    Located on Grand Canyon Parkway though not particularly easy to spot from the street it was the good word of mouth from a trusted source that led me to Page Pszanowski’s Mad Hatter Cupcakes and putting a made-to-order spin on the tried-and-true trend the results were nearly as smile inducing as the cutesy décor. Small and narrow with a few seats stashed beneath the Wonderland inspired theme a visit to Mad Hatter begins with greetings from the smiling staff and with several cakes, fillings, frostings, and toppings from which to build the options expand by exponentials; each sizable cake dressed while you wait for a mere $3 with discounts for orders of a half-dozen or more. Opting to stick with “Mad About Favorite Flavors” rather than getting too creative it was to a quartet of cakes that my order led and beginning with the most simple of options I was immediately impressed as natural aromatics flooded the palate first from smooth vanilla and then with poignant cinnamon, both beneath soft buttercream and a decorative cookie. Moving next to a duo of favorites it was unfortunately in the carrot cake that the bakers would stumble as a citrus center did nothing for the underspiced cake but with thick cream cheese frosting applied liberally as a saving grace the tasting quickly recovered with rich red velvet, the ample cocoa notes finding a suitable foil in vanilla top notes and a tangy finish all the better alongside a cup of good coffee.

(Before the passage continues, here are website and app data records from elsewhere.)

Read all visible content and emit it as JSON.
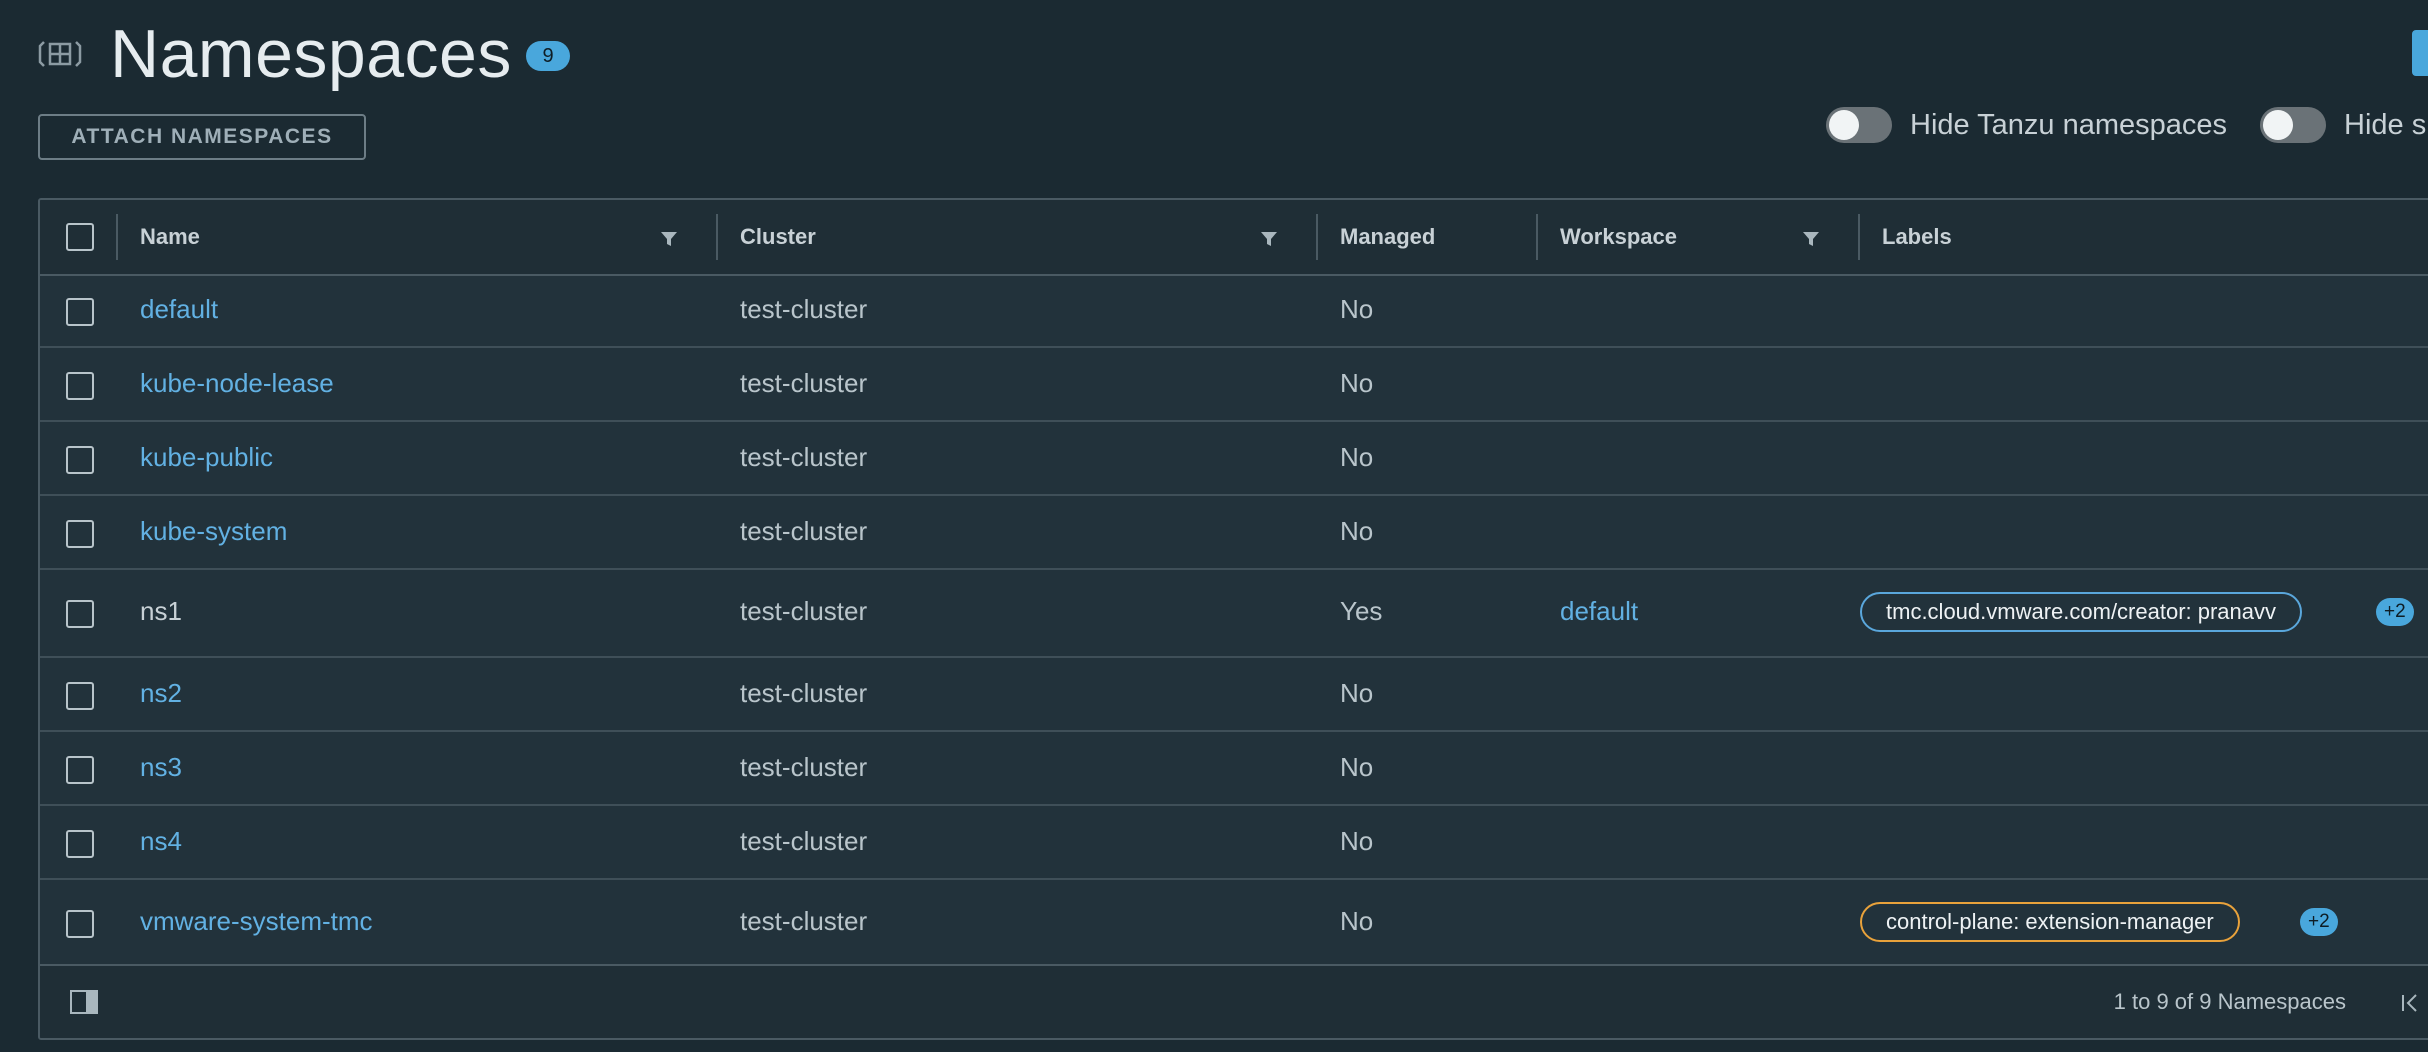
{
  "header": {
    "title": "Namespaces",
    "count": "9",
    "attach_label": "ATTACH NAMESPACES",
    "toggles": [
      {
        "label": "Hide Tanzu namespaces",
        "on": false
      },
      {
        "label": "Hide s",
        "on": false
      }
    ]
  },
  "table": {
    "columns": [
      "Name",
      "Cluster",
      "Managed",
      "Workspace",
      "Labels"
    ],
    "rows": [
      {
        "name": "default",
        "cluster": "test-cluster",
        "managed": "No",
        "workspace": "",
        "label": "",
        "more": ""
      },
      {
        "name": "kube-node-lease",
        "cluster": "test-cluster",
        "managed": "No",
        "workspace": "",
        "label": "",
        "more": ""
      },
      {
        "name": "kube-public",
        "cluster": "test-cluster",
        "managed": "No",
        "workspace": "",
        "label": "",
        "more": ""
      },
      {
        "name": "kube-system",
        "cluster": "test-cluster",
        "managed": "No",
        "workspace": "",
        "label": "",
        "more": ""
      },
      {
        "name": "ns1",
        "cluster": "test-cluster",
        "managed": "Yes",
        "workspace": "default",
        "label": "tmc.cloud.vmware.com/creator: pranavv",
        "more": "+2"
      },
      {
        "name": "ns2",
        "cluster": "test-cluster",
        "managed": "No",
        "workspace": "",
        "label": "",
        "more": ""
      },
      {
        "name": "ns3",
        "cluster": "test-cluster",
        "managed": "No",
        "workspace": "",
        "label": "",
        "more": ""
      },
      {
        "name": "ns4",
        "cluster": "test-cluster",
        "managed": "No",
        "workspace": "",
        "label": "",
        "more": ""
      },
      {
        "name": "vmware-system-tmc",
        "cluster": "test-cluster",
        "managed": "No",
        "workspace": "",
        "label": "control-plane: extension-manager",
        "more": "+2"
      }
    ],
    "footer": {
      "pagination": "1 to 9 of 9 Namespaces"
    }
  },
  "colors": {
    "background": "#1b2a32",
    "link": "#62b1e3",
    "accent": "#49a7dc",
    "label_border_blue": "#5aa7dc",
    "label_border_orange": "#e9a23b"
  },
  "icons": [
    "namespace-icon",
    "filter-icon",
    "column-toggle-icon",
    "first-page-icon"
  ]
}
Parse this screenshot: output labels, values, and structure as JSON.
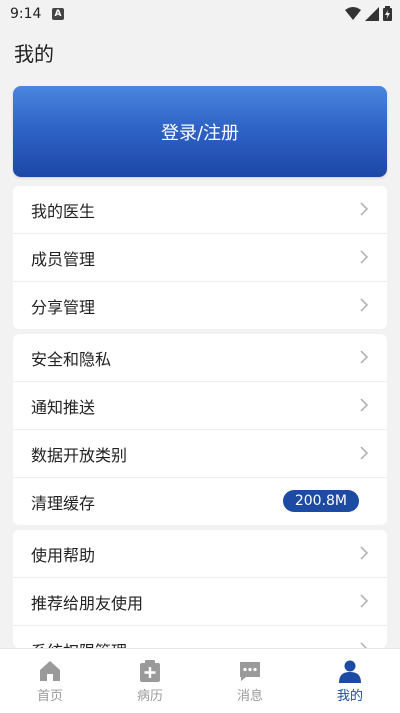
{
  "status": {
    "time": "9:14",
    "notification_letter": "A"
  },
  "page_title": "我的",
  "login_label": "登录/注册",
  "group1": [
    {
      "label": "我的医生"
    },
    {
      "label": "成员管理"
    },
    {
      "label": "分享管理"
    }
  ],
  "group2": [
    {
      "label": "安全和隐私"
    },
    {
      "label": "通知推送"
    },
    {
      "label": "数据开放类别"
    },
    {
      "label": "清理缓存",
      "badge": "200.8M"
    }
  ],
  "group3": [
    {
      "label": "使用帮助"
    },
    {
      "label": "推荐给朋友使用"
    },
    {
      "label": "系统权限管理"
    }
  ],
  "tabs": [
    {
      "label": "首页",
      "icon": "home-icon"
    },
    {
      "label": "病历",
      "icon": "medical-record-icon"
    },
    {
      "label": "消息",
      "icon": "message-icon"
    },
    {
      "label": "我的",
      "icon": "person-icon",
      "active": true
    }
  ],
  "colors": {
    "accent": "#1d4aa3",
    "banner_top": "#4a86e0",
    "banner_bottom": "#1c47a8",
    "tab_inactive": "#9a9a9a"
  }
}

    1. Wicked Spoon - http://endoedibles.com/?p=19408

      Having not attended a proper Vegas ‘buffet’ since September of 2007 it was actually an inquiry from a blog-reader regarding my recommendations for an upcoming trip that led me to ‘discover’ The Cosmopolitan’s Wicked Spoon, a brief e-mail to the hotel’s concierge landing me access to the VIP line plus an eye-opening tour of the facilities by the culinary team. Located in the West Tower with ornate chandeliers, ample glass, and plenty of shine it would be easy to say that Wicked Spoon is the ‘nicest’ buffet in which I have dined but with expansive size as well as selection – over 150 items offered at $38 for brunch – it would be equally fair to suggest the immaculately clean space also represents one of The Strip’s biggest “bangs for the buck” as a team of chefs spread across several open kitchens work diligently replenishing each station with ornate small plates at a speed that would put all but the most seasoned short-order cook to shame. Expeditious and friendly in service with purified water on the table and good coffee refilled nearly every time a plate was cleared it was with a focus on variety that I explored the various stations of Wicked Spoon and although not every dish was a success I’d say 85% of the sixty-six items I sampled were at least good while a few far exceeded expectations. Starting sweet then veering savory and subsequently switching back-and-forth as new plates emerged from the kitchen items such as the fresh fruit pastries immediately showed the strength of the pastry department and while chocolate options proved a touch heavy handed the gelato selection was stunning, the ‘white chocolate coffee’ and pistachio both on par with Art of Flavors in terms of texture and nuance. Moving past disappointing Italian and Asian fare aside from swoon-inducing sweet polenta, well accompanied congee, and caramelized pork belly as well as duck it was on to more brunch-oriented offerings that I turned and while both the benedict and slab bacon shined the macaroni and chicken were merely decent – clever titles aside. Largely skipping salads aside from the impressive beets but impressed by fruits, cheese, cereals, and charcuterie it was finally at the three-hour mark that I’d finally filled up and having already once sampled the delightful custard soaked Pullman it was to creativity I turned; two slices of the buttery cinnamon bread buried beneath a mountain of house-whipped Chantilly cream, Maple Syrup, Dates, and Granola far outperforming any ‘designer’ French Toast you’d pay $15 for elsewhere in the city.